Four, the NBA currently owns the New Orleans Hornets. This is the same NBA that preached NBA parity throughout the NBA lockout. Would David Stern really trade New Orleans’ ambassador to the game just as the season gets under way? I just don’t see it happening.
Five, thanks to Ainge trading away their defensively minded 7 foot center, the Celtics have a glaring need for young big men. Ainge tried to piecemeal the center position with Jermaine and Shaquille O’Neal. This failed miserably. Shaq played in 37 games last season, Jermaine just 32. Trading Rondo is the lazy way out of this. Ainge found a quick fix in the Garnett deal. He won’t get that when dealing Rondo. Basketball players can become better shooters. Rondo is 25. Strap him to the gym and force him to become a better all around player.

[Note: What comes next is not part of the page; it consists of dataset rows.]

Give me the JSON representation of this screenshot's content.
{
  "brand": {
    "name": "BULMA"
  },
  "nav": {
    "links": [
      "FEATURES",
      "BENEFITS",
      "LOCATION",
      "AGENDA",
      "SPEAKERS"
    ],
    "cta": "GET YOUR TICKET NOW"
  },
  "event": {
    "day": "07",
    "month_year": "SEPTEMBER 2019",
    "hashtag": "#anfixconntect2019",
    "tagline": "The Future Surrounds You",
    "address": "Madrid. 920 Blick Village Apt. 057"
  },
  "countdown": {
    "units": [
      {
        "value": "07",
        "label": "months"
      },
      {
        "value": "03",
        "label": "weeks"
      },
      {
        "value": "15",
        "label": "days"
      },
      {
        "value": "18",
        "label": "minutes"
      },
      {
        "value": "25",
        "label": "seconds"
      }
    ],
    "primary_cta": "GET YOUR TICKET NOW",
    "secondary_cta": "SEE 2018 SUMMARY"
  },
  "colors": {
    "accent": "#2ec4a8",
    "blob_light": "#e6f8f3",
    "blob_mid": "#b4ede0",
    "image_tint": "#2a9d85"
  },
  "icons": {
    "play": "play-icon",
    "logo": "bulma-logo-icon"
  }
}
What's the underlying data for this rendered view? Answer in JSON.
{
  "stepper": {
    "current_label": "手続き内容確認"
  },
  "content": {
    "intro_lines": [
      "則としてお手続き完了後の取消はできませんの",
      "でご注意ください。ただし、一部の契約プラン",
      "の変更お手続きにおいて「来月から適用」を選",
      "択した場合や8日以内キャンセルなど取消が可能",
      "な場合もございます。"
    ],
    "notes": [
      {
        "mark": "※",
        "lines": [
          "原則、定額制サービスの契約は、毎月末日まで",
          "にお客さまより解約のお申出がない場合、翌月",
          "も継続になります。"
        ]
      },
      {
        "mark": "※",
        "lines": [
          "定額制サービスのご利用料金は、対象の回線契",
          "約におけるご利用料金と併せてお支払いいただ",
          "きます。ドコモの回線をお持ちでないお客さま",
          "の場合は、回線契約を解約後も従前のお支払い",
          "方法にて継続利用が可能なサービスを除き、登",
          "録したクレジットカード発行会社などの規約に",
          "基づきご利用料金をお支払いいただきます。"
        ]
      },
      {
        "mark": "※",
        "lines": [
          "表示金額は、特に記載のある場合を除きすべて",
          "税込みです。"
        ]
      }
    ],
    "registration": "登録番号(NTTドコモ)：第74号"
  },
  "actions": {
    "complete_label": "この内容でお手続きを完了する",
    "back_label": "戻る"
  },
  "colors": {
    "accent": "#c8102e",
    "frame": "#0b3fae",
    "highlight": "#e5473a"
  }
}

Look, Rondo can’t shoot. I get that. Your point guard must shoot better than 56% from the line. According to Hoopdata.com, he only shot 27.6% on shots from 3-9 feet, a crime in some states. He averaged 10.6 points and 11.2 asts, last season and he raises his game to top five point guard status in the playoffs, averaging 13.8 pts., 8.5 asts., 5.8 rbs., a game. Is Chris Paul an upgrade? Yes, slightly. But not for a second do I believe a point guard swap gets the Celtics any closer to any NBA championship.